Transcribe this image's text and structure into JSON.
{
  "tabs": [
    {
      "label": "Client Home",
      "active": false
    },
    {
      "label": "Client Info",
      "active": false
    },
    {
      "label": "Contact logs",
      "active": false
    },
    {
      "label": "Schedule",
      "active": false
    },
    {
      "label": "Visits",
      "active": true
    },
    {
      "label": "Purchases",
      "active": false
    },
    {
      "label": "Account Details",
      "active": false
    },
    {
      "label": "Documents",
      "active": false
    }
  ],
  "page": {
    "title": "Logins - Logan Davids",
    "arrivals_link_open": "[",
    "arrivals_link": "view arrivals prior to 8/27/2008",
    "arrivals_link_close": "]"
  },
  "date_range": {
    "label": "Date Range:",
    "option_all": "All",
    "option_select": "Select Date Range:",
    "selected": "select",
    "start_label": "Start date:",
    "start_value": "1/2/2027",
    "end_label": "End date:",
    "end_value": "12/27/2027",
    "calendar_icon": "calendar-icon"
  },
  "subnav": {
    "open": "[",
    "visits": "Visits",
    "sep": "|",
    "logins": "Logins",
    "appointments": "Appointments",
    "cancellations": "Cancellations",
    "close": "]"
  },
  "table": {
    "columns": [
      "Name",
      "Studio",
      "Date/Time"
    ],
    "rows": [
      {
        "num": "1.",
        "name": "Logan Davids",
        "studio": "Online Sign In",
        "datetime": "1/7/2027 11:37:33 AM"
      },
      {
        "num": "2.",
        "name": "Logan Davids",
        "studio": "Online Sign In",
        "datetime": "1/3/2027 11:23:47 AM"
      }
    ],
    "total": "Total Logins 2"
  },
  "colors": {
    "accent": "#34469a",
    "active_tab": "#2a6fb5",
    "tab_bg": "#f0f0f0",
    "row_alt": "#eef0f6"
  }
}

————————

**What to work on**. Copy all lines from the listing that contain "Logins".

**Answer section**.
    "title": "Logins - Logan Davids",
    "logins": "Logins",
    "total": "Total Logins 2"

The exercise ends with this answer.